Around 700 WUR employees had a say in research funding for the first time. Four Wageningen research projects related to protein transition were chosen, the Protein Transition Community Fund announced on Monday 30 September.
The winners Adrie van der Werf and Ingrid van der Meer with their cheque, ©Petra de Boer
A seaweed project led by Adrie van der Werf got the most money: 164,000 euros. This project aims to use seaweed to make crops such as tomatoes and onions more resistant to salinization and drought. The project will investigate how much seaweed extract exactly is required in order to increase production in saline or dry soils, says Van der Werf, Biobased Economy coordinator at Wageningen Plant Research.
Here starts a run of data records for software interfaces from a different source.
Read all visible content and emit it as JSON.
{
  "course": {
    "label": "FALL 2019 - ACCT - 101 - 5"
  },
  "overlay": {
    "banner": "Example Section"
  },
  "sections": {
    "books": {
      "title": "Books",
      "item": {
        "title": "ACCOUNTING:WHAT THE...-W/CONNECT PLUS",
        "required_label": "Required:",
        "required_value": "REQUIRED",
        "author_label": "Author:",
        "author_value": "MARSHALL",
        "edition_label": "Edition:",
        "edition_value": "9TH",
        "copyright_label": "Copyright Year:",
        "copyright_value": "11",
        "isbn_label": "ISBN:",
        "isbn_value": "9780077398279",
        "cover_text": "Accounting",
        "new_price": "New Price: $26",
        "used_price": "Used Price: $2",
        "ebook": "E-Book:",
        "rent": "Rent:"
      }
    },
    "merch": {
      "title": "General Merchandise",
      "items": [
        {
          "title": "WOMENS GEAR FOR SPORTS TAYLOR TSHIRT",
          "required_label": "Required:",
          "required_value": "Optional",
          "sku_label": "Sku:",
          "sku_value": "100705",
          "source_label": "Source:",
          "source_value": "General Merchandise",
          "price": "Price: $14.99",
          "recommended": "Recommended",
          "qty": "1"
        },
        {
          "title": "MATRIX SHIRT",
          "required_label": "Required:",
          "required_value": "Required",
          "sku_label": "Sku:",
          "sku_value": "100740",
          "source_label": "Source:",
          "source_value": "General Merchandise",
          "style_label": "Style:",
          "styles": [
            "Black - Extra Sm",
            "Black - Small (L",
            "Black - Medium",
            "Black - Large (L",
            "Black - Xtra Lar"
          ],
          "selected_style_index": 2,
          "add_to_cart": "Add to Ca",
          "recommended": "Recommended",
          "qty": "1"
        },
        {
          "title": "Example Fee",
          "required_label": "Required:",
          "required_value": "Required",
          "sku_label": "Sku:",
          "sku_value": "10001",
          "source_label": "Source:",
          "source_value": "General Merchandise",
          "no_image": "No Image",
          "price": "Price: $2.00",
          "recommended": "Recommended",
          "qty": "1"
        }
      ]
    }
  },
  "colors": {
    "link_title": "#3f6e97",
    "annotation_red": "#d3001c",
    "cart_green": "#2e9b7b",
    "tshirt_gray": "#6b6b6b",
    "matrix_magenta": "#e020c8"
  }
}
The second project to be selected is Jeroen Hugenholtz’s Microbial Meat. It aims to develop meat substitutes by fermenting vegetable proteins. The Community Fund is investing 134,000 euros in the project. The West African protein crops project was also singled out, receiving 114,000 euros. This project, led by Gijs Kleter, aims to improve West African pulses for the local market and for export to Europe. The fourth project is called Tasty Proteins. These researchers want to find out why consumers do or don’t like the taste and texture of meat substitutes. This project, headed by Guido Sala, will get 88,000 euros.
Protein transition is one of WUR’s investment themes. Stacy Pyett and Emely de Vet, who are coordinating this research theme, will be able to spend 1.25 million euros a year on it over the next four years. In addition to the 500,000 euros for the Protein Transition Community Fund, Pyett and De Vet are investing in seed projects for young researchers, directed calls for experienced researchers and outreach projects for communication with sector players and consumers. The amounts involved are not huge. The grants will let Wageningen scientists try out a concept or application, after which they can apply for further funding from the Dutch Research Council or the EU.